There are no more Teaclippers but there is a Rumclipper!
With a cup of tea standing on the roof next to the wheel, the helmsman stands easy, steering to the following sea, while the ship logs 9, 10, 11 knots like nothing. It’s Sunday, some people of the watch are dancing on the middeck to the ocean beat. A full set of 4 stun’sails give her the wings to harness the Tradewinds on the way down to Cabo Verde, appearing like a cloud over the water.
This is use of wind energy, direct and enjoyable. No double thoughts about sustainability or economy, because if the sail rips, we fix it and when the wind dies away, no economy! But what shall, the wind is the one we cannot change, so every breeze given is good and useful and enough, without alternative ;-).
Not like windmills on land or in the coastal seabed. Backed up by gas power stations they continuously kill birds, constrain the view and the sailship routes, destroy the seabed and make sealife crazy when built. For the reason to create a greener picture of our destructive energy consumption. Green energy made by machines, how funny is that! Just read The time machine, H.G. Wells, which puts on a clear picture of the result of machine made energy consumption and the degeneration following, in a pace we call the forward steps of humanity, or evolution.
Most probably it is all about the scale and how we use forces, because when you see how Lynx and co. build their ship Ceiba in Costa Rica, or how a wooden windmill works in Holland, it takes your breath and it’s hard to see the evil side like abuse of people and nature in it. Because energy is used local, as much as there is and no more. Most of you would say that’s past and there’s no way back, even if we wanted. I agree, but there’s a way forward, where the local and small scale use of energy is the way, and the next H.G. Wells can write a book over how humanity choose an intelligent way, much different from the sustainable people of our day.
It’s noon on Friday, the 22nd of January and the Tres Hombres rolls gently at anchor in Carlisle Bay, just off Bridgetown, the capital of Barbados. It’s a typical Caribbean scene with white sandy beaches, palm trees, blue skies, azure seas and yachts bobbing at anchor. However, this year everything is different, it is just […]
You find yourself outside of the intercontinental human communications and information network when you are at anchor for a few days without internet. But life goes on, and how! A short impression of a disconnected time aboard in vicinity of Barbados: (not allowed to touch the land ) Wake up at 0530, heave anchor, receive […]

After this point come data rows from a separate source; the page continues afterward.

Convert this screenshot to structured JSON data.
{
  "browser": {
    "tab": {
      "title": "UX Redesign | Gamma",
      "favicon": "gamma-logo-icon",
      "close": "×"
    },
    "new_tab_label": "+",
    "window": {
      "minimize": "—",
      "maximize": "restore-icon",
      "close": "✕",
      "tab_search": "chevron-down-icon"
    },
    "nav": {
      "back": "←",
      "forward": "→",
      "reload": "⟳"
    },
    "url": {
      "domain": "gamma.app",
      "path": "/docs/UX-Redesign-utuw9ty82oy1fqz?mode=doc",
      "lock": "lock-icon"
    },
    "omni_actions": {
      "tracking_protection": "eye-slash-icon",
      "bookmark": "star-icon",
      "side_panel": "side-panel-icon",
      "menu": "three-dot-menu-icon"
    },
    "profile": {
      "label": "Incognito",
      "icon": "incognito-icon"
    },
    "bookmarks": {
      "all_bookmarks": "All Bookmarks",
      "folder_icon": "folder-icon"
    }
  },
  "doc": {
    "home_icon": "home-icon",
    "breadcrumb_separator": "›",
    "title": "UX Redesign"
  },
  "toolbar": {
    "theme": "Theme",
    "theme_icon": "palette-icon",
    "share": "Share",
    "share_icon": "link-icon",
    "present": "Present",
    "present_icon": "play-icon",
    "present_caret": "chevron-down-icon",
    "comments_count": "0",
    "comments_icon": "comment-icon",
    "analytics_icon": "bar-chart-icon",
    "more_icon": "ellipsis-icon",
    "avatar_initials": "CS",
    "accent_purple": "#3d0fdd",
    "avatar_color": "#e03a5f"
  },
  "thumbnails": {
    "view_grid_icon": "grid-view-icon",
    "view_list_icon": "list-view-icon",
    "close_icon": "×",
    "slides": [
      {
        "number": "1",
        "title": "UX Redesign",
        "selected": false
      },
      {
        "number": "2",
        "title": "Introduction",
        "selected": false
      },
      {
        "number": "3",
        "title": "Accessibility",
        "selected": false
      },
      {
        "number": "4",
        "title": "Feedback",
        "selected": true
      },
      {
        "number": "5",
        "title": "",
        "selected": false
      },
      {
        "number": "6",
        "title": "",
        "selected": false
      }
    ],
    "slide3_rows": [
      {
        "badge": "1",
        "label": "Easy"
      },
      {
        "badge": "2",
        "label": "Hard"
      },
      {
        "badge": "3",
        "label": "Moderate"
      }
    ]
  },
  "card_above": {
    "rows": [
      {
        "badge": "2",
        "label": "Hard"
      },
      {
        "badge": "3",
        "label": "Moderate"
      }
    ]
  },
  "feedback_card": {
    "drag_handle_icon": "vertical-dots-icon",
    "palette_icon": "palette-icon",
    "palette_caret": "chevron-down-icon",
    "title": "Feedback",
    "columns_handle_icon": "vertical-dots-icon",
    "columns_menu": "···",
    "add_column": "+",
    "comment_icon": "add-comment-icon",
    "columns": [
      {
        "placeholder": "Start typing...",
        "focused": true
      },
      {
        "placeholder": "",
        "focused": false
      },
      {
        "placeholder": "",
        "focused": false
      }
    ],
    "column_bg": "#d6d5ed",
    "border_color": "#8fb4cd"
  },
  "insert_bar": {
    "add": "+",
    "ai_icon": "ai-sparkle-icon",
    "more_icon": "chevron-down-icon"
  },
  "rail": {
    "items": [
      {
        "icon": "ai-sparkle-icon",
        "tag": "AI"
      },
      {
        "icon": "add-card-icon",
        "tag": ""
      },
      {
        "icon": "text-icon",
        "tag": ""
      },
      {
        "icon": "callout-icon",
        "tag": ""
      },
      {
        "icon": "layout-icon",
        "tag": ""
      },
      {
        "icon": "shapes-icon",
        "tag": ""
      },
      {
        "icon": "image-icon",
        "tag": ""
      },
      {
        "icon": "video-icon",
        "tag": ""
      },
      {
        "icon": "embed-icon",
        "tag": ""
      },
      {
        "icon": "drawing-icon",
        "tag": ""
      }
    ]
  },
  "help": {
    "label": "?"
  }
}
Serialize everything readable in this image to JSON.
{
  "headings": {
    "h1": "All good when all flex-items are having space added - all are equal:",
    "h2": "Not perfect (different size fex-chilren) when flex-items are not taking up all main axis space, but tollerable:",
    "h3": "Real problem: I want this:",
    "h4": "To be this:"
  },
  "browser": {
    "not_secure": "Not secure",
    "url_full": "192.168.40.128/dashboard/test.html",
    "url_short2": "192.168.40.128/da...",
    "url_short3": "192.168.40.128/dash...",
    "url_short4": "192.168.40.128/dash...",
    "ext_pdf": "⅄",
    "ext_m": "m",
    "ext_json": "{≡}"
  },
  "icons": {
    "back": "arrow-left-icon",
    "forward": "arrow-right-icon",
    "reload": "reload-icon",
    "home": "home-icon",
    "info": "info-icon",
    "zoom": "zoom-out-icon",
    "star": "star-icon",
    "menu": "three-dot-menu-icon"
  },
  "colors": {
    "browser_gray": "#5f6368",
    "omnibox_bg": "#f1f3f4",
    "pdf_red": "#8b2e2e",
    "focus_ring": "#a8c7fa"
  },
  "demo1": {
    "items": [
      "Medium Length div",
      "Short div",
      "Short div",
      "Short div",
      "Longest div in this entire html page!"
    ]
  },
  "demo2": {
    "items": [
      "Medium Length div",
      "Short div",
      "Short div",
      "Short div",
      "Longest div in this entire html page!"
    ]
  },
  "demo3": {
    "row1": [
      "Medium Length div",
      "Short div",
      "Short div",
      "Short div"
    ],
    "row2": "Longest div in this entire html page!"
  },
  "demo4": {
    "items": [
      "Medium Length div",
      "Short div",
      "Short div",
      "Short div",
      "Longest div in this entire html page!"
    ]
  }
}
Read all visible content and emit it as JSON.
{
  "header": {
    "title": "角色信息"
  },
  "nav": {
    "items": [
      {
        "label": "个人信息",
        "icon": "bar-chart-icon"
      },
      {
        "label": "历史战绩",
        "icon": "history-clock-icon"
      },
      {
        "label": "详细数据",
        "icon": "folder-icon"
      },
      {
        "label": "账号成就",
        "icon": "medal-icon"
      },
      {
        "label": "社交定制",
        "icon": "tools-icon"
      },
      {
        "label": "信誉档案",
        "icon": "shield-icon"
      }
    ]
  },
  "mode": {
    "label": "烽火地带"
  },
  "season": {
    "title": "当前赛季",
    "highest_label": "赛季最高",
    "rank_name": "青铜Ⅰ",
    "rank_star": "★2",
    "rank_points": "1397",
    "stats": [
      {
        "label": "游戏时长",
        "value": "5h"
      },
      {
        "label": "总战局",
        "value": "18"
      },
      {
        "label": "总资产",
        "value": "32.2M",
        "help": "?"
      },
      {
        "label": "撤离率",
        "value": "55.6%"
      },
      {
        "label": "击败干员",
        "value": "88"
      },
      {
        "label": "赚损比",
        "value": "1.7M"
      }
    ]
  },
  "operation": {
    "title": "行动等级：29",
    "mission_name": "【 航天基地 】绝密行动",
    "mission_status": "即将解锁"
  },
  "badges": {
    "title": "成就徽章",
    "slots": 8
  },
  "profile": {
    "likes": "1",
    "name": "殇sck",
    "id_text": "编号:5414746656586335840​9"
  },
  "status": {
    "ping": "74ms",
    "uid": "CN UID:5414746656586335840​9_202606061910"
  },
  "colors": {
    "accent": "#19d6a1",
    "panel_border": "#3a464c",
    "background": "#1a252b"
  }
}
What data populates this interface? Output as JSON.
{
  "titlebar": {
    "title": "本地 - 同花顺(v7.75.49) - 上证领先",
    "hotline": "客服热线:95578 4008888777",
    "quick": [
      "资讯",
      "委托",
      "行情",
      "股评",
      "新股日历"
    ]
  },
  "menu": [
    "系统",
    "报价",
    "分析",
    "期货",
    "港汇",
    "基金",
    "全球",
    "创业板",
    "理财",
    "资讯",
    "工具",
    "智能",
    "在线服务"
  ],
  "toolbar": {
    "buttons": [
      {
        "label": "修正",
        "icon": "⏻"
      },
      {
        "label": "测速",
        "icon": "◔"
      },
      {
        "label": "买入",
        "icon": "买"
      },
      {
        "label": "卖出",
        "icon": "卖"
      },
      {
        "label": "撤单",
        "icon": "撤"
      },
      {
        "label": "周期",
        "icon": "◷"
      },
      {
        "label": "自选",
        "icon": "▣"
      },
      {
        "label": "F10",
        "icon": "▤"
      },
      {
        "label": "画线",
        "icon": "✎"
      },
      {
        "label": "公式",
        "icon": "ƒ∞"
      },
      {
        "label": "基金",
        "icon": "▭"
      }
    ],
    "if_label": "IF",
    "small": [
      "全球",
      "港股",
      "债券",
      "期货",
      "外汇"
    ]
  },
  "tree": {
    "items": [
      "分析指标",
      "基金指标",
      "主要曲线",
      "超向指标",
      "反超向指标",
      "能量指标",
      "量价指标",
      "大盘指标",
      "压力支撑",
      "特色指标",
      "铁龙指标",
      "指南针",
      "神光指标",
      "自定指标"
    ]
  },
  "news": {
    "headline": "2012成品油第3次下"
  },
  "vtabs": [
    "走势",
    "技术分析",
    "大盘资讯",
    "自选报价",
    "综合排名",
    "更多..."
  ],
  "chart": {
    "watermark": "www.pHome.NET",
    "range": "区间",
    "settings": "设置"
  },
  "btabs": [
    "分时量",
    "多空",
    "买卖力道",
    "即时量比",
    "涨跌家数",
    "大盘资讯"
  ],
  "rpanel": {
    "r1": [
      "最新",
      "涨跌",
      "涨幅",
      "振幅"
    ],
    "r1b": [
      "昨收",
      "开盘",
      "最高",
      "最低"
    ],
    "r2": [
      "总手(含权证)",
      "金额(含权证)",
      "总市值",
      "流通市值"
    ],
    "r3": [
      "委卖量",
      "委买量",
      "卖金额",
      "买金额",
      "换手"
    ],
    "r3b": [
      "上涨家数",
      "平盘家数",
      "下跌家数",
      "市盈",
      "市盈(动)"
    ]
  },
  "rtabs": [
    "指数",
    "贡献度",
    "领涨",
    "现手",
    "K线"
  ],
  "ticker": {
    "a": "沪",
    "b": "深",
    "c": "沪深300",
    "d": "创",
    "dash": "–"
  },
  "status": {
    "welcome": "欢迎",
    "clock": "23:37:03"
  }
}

It’s around lunch time, the Tres Hombres is moored in the marina at Le Marin, Martinique. We have just crossed the Atlantic ocean, and here we are unloading wine we have brought from France, and some empty barrels to be filled with rum. My job for the morning was the ship’s laundry, and I have […]